- [Task goal]:
Copy all data exactly. Skip pictures.

*** Opening Input data ***

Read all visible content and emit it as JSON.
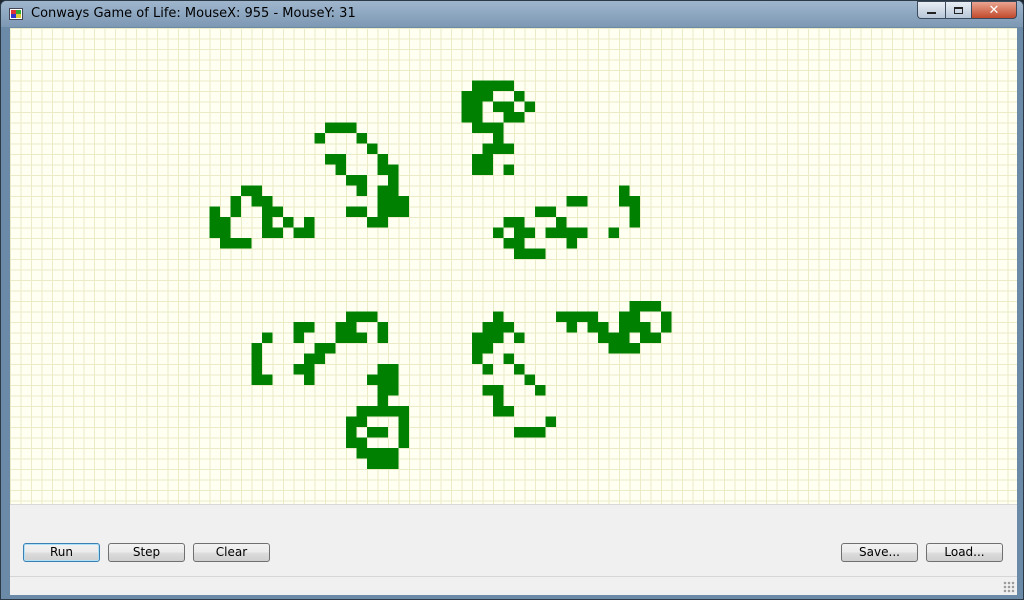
{
  "window": {
    "title": "Conways Game of Life: MouseX: 955 - MouseY: 31",
    "controls": {
      "minimize": "minimize",
      "maximize": "maximize",
      "close": "✕"
    }
  },
  "board": {
    "cell_color": "#008000",
    "grid_color": "#ebebc8",
    "background": "#fffff2",
    "live_cells": [
      [
        44,
        5
      ],
      [
        45,
        5
      ],
      [
        46,
        5
      ],
      [
        47,
        5
      ],
      [
        43,
        6
      ],
      [
        44,
        6
      ],
      [
        45,
        6
      ],
      [
        48,
        6
      ],
      [
        43,
        7
      ],
      [
        44,
        7
      ],
      [
        46,
        7
      ],
      [
        47,
        7
      ],
      [
        49,
        7
      ],
      [
        43,
        8
      ],
      [
        44,
        8
      ],
      [
        47,
        8
      ],
      [
        48,
        8
      ],
      [
        44,
        9
      ],
      [
        45,
        9
      ],
      [
        46,
        9
      ],
      [
        46,
        10
      ],
      [
        45,
        11
      ],
      [
        46,
        11
      ],
      [
        47,
        11
      ],
      [
        44,
        12
      ],
      [
        45,
        12
      ],
      [
        44,
        13
      ],
      [
        45,
        13
      ],
      [
        47,
        13
      ],
      [
        30,
        9
      ],
      [
        31,
        9
      ],
      [
        32,
        9
      ],
      [
        29,
        10
      ],
      [
        33,
        10
      ],
      [
        34,
        11
      ],
      [
        30,
        12
      ],
      [
        31,
        12
      ],
      [
        35,
        12
      ],
      [
        31,
        13
      ],
      [
        35,
        13
      ],
      [
        36,
        13
      ],
      [
        32,
        14
      ],
      [
        33,
        14
      ],
      [
        36,
        14
      ],
      [
        33,
        15
      ],
      [
        35,
        15
      ],
      [
        36,
        15
      ],
      [
        35,
        16
      ],
      [
        36,
        16
      ],
      [
        37,
        16
      ],
      [
        32,
        17
      ],
      [
        33,
        17
      ],
      [
        35,
        17
      ],
      [
        36,
        17
      ],
      [
        37,
        17
      ],
      [
        34,
        18
      ],
      [
        35,
        18
      ],
      [
        22,
        15
      ],
      [
        23,
        15
      ],
      [
        21,
        16
      ],
      [
        23,
        16
      ],
      [
        24,
        16
      ],
      [
        19,
        17
      ],
      [
        21,
        17
      ],
      [
        24,
        17
      ],
      [
        25,
        17
      ],
      [
        19,
        18
      ],
      [
        20,
        18
      ],
      [
        24,
        18
      ],
      [
        26,
        18
      ],
      [
        28,
        18
      ],
      [
        19,
        19
      ],
      [
        20,
        19
      ],
      [
        24,
        19
      ],
      [
        25,
        19
      ],
      [
        27,
        19
      ],
      [
        28,
        19
      ],
      [
        20,
        20
      ],
      [
        21,
        20
      ],
      [
        22,
        20
      ],
      [
        58,
        15
      ],
      [
        58,
        16
      ],
      [
        59,
        16
      ],
      [
        53,
        16
      ],
      [
        54,
        16
      ],
      [
        59,
        17
      ],
      [
        50,
        17
      ],
      [
        51,
        17
      ],
      [
        47,
        18
      ],
      [
        48,
        18
      ],
      [
        52,
        18
      ],
      [
        59,
        18
      ],
      [
        46,
        19
      ],
      [
        48,
        19
      ],
      [
        49,
        19
      ],
      [
        51,
        19
      ],
      [
        52,
        19
      ],
      [
        53,
        19
      ],
      [
        54,
        19
      ],
      [
        57,
        19
      ],
      [
        47,
        20
      ],
      [
        48,
        20
      ],
      [
        53,
        20
      ],
      [
        48,
        21
      ],
      [
        49,
        21
      ],
      [
        50,
        21
      ],
      [
        32,
        27
      ],
      [
        33,
        27
      ],
      [
        34,
        27
      ],
      [
        27,
        28
      ],
      [
        28,
        28
      ],
      [
        31,
        28
      ],
      [
        32,
        28
      ],
      [
        35,
        28
      ],
      [
        24,
        29
      ],
      [
        27,
        29
      ],
      [
        31,
        29
      ],
      [
        32,
        29
      ],
      [
        33,
        29
      ],
      [
        35,
        29
      ],
      [
        23,
        30
      ],
      [
        29,
        30
      ],
      [
        30,
        30
      ],
      [
        23,
        31
      ],
      [
        28,
        31
      ],
      [
        29,
        31
      ],
      [
        23,
        32
      ],
      [
        27,
        32
      ],
      [
        28,
        32
      ],
      [
        28,
        33
      ],
      [
        23,
        33
      ],
      [
        24,
        33
      ],
      [
        59,
        26
      ],
      [
        60,
        26
      ],
      [
        61,
        26
      ],
      [
        52,
        27
      ],
      [
        53,
        27
      ],
      [
        54,
        27
      ],
      [
        55,
        27
      ],
      [
        58,
        27
      ],
      [
        59,
        27
      ],
      [
        62,
        27
      ],
      [
        53,
        28
      ],
      [
        55,
        28
      ],
      [
        56,
        28
      ],
      [
        58,
        28
      ],
      [
        59,
        28
      ],
      [
        60,
        28
      ],
      [
        62,
        28
      ],
      [
        56,
        29
      ],
      [
        57,
        29
      ],
      [
        58,
        29
      ],
      [
        60,
        29
      ],
      [
        61,
        29
      ],
      [
        57,
        30
      ],
      [
        58,
        30
      ],
      [
        59,
        30
      ],
      [
        46,
        27
      ],
      [
        45,
        28
      ],
      [
        46,
        28
      ],
      [
        47,
        28
      ],
      [
        44,
        29
      ],
      [
        45,
        29
      ],
      [
        46,
        29
      ],
      [
        48,
        29
      ],
      [
        44,
        30
      ],
      [
        45,
        30
      ],
      [
        44,
        31
      ],
      [
        47,
        31
      ],
      [
        45,
        32
      ],
      [
        48,
        32
      ],
      [
        49,
        33
      ],
      [
        45,
        34
      ],
      [
        46,
        34
      ],
      [
        50,
        34
      ],
      [
        46,
        35
      ],
      [
        46,
        36
      ],
      [
        47,
        36
      ],
      [
        51,
        37
      ],
      [
        48,
        38
      ],
      [
        49,
        38
      ],
      [
        50,
        38
      ],
      [
        35,
        32
      ],
      [
        36,
        32
      ],
      [
        34,
        33
      ],
      [
        35,
        33
      ],
      [
        36,
        33
      ],
      [
        35,
        34
      ],
      [
        36,
        34
      ],
      [
        35,
        35
      ],
      [
        33,
        36
      ],
      [
        34,
        36
      ],
      [
        35,
        36
      ],
      [
        36,
        36
      ],
      [
        37,
        36
      ],
      [
        32,
        37
      ],
      [
        33,
        37
      ],
      [
        37,
        37
      ],
      [
        32,
        38
      ],
      [
        34,
        38
      ],
      [
        35,
        38
      ],
      [
        37,
        38
      ],
      [
        33,
        39
      ],
      [
        37,
        39
      ],
      [
        32,
        39
      ],
      [
        33,
        40
      ],
      [
        34,
        40
      ],
      [
        35,
        40
      ],
      [
        36,
        40
      ],
      [
        34,
        41
      ],
      [
        35,
        41
      ],
      [
        36,
        41
      ]
    ]
  },
  "buttons": {
    "run": "Run",
    "step": "Step",
    "clear": "Clear",
    "save": "Save...",
    "load": "Load..."
  }
}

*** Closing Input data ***

- [Completed exercise]:
Read all visible content and emit it as JSON.
{
  "window": {
    "title": "Conways Game of Life: MouseX: 955 - MouseY: 31",
    "controls": {
      "minimize": "minimize",
      "maximize": "maximize",
      "close": "✕"
    }
  },
  "board": {
    "cell_color": "#008000",
    "grid_color": "#ebebc8",
    "background": "#fffff2",
    "live_cells": [
      [
        44,
        5
      ],
      [
        45,
        5
      ],
      [
        46,
        5
      ],
      [
        47,
        5
      ],
      [
        43,
        6
      ],
      [
        44,
        6
      ],
      [
        45,
        6
      ],
      [
        48,
        6
      ],
      [
        43,
        7
      ],
      [
        44,
        7
      ],
      [
        46,
        7
      ],
      [
        47,
        7
      ],
      [
        49,
        7
      ],
      [
        43,
        8
      ],
      [
        44,
        8
      ],
      [
        47,
        8
      ],
      [
        48,
        8
      ],
      [
        44,
        9
      ],
      [
        45,
        9
      ],
      [
        46,
        9
      ],
      [
        46,
        10
      ],
      [
        45,
        11
      ],
      [
        46,
        11
      ],
      [
        47,
        11
      ],
      [
        44,
        12
      ],
      [
        45,
        12
      ],
      [
        44,
        13
      ],
      [
        45,
        13
      ],
      [
        47,
        13
      ],
      [
        30,
        9
      ],
      [
        31,
        9
      ],
      [
        32,
        9
      ],
      [
        29,
        10
      ],
      [
        33,
        10
      ],
      [
        34,
        11
      ],
      [
        30,
        12
      ],
      [
        31,
        12
      ],
      [
        35,
        12
      ],
      [
        31,
        13
      ],
      [
        35,
        13
      ],
      [
        36,
        13
      ],
      [
        32,
        14
      ],
      [
        33,
        14
      ],
      [
        36,
        14
      ],
      [
        33,
        15
      ],
      [
        35,
        15
      ],
      [
        36,
        15
      ],
      [
        35,
        16
      ],
      [
        36,
        16
      ],
      [
        37,
        16
      ],
      [
        32,
        17
      ],
      [
        33,
        17
      ],
      [
        35,
        17
      ],
      [
        36,
        17
      ],
      [
        37,
        17
      ],
      [
        34,
        18
      ],
      [
        35,
        18
      ],
      [
        22,
        15
      ],
      [
        23,
        15
      ],
      [
        21,
        16
      ],
      [
        23,
        16
      ],
      [
        24,
        16
      ],
      [
        19,
        17
      ],
      [
        21,
        17
      ],
      [
        24,
        17
      ],
      [
        25,
        17
      ],
      [
        19,
        18
      ],
      [
        20,
        18
      ],
      [
        24,
        18
      ],
      [
        26,
        18
      ],
      [
        28,
        18
      ],
      [
        19,
        19
      ],
      [
        20,
        19
      ],
      [
        24,
        19
      ],
      [
        25,
        19
      ],
      [
        27,
        19
      ],
      [
        28,
        19
      ],
      [
        20,
        20
      ],
      [
        21,
        20
      ],
      [
        22,
        20
      ],
      [
        58,
        15
      ],
      [
        58,
        16
      ],
      [
        59,
        16
      ],
      [
        53,
        16
      ],
      [
        54,
        16
      ],
      [
        59,
        17
      ],
      [
        50,
        17
      ],
      [
        51,
        17
      ],
      [
        47,
        18
      ],
      [
        48,
        18
      ],
      [
        52,
        18
      ],
      [
        59,
        18
      ],
      [
        46,
        19
      ],
      [
        48,
        19
      ],
      [
        49,
        19
      ],
      [
        51,
        19
      ],
      [
        52,
        19
      ],
      [
        53,
        19
      ],
      [
        54,
        19
      ],
      [
        57,
        19
      ],
      [
        47,
        20
      ],
      [
        48,
        20
      ],
      [
        53,
        20
      ],
      [
        48,
        21
      ],
      [
        49,
        21
      ],
      [
        50,
        21
      ],
      [
        32,
        27
      ],
      [
        33,
        27
      ],
      [
        34,
        27
      ],
      [
        27,
        28
      ],
      [
        28,
        28
      ],
      [
        31,
        28
      ],
      [
        32,
        28
      ],
      [
        35,
        28
      ],
      [
        24,
        29
      ],
      [
        27,
        29
      ],
      [
        31,
        29
      ],
      [
        32,
        29
      ],
      [
        33,
        29
      ],
      [
        35,
        29
      ],
      [
        23,
        30
      ],
      [
        29,
        30
      ],
      [
        30,
        30
      ],
      [
        23,
        31
      ],
      [
        28,
        31
      ],
      [
        29,
        31
      ],
      [
        23,
        32
      ],
      [
        27,
        32
      ],
      [
        28,
        32
      ],
      [
        28,
        33
      ],
      [
        23,
        33
      ],
      [
        24,
        33
      ],
      [
        59,
        26
      ],
      [
        60,
        26
      ],
      [
        61,
        26
      ],
      [
        52,
        27
      ],
      [
        53,
        27
      ],
      [
        54,
        27
      ],
      [
        55,
        27
      ],
      [
        58,
        27
      ],
      [
        59,
        27
      ],
      [
        62,
        27
      ],
      [
        53,
        28
      ],
      [
        55,
        28
      ],
      [
        56,
        28
      ],
      [
        58,
        28
      ],
      [
        59,
        28
      ],
      [
        60,
        28
      ],
      [
        62,
        28
      ],
      [
        56,
        29
      ],
      [
        57,
        29
      ],
      [
        58,
        29
      ],
      [
        60,
        29
      ],
      [
        61,
        29
      ],
      [
        57,
        30
      ],
      [
        58,
        30
      ],
      [
        59,
        30
      ],
      [
        46,
        27
      ],
      [
        45,
        28
      ],
      [
        46,
        28
      ],
      [
        47,
        28
      ],
      [
        44,
        29
      ],
      [
        45,
        29
      ],
      [
        46,
        29
      ],
      [
        48,
        29
      ],
      [
        44,
        30
      ],
      [
        45,
        30
      ],
      [
        44,
        31
      ],
      [
        47,
        31
      ],
      [
        45,
        32
      ],
      [
        48,
        32
      ],
      [
        49,
        33
      ],
      [
        45,
        34
      ],
      [
        46,
        34
      ],
      [
        50,
        34
      ],
      [
        46,
        35
      ],
      [
        46,
        36
      ],
      [
        47,
        36
      ],
      [
        51,
        37
      ],
      [
        48,
        38
      ],
      [
        49,
        38
      ],
      [
        50,
        38
      ],
      [
        35,
        32
      ],
      [
        36,
        32
      ],
      [
        34,
        33
      ],
      [
        35,
        33
      ],
      [
        36,
        33
      ],
      [
        35,
        34
      ],
      [
        36,
        34
      ],
      [
        35,
        35
      ],
      [
        33,
        36
      ],
      [
        34,
        36
      ],
      [
        35,
        36
      ],
      [
        36,
        36
      ],
      [
        37,
        36
      ],
      [
        32,
        37
      ],
      [
        33,
        37
      ],
      [
        37,
        37
      ],
      [
        32,
        38
      ],
      [
        34,
        38
      ],
      [
        35,
        38
      ],
      [
        37,
        38
      ],
      [
        33,
        39
      ],
      [
        37,
        39
      ],
      [
        32,
        39
      ],
      [
        33,
        40
      ],
      [
        34,
        40
      ],
      [
        35,
        40
      ],
      [
        36,
        40
      ],
      [
        34,
        41
      ],
      [
        35,
        41
      ],
      [
        36,
        41
      ]
    ]
  },
  "buttons": {
    "run": "Run",
    "step": "Step",
    "clear": "Clear",
    "save": "Save...",
    "load": "Load..."
  }
}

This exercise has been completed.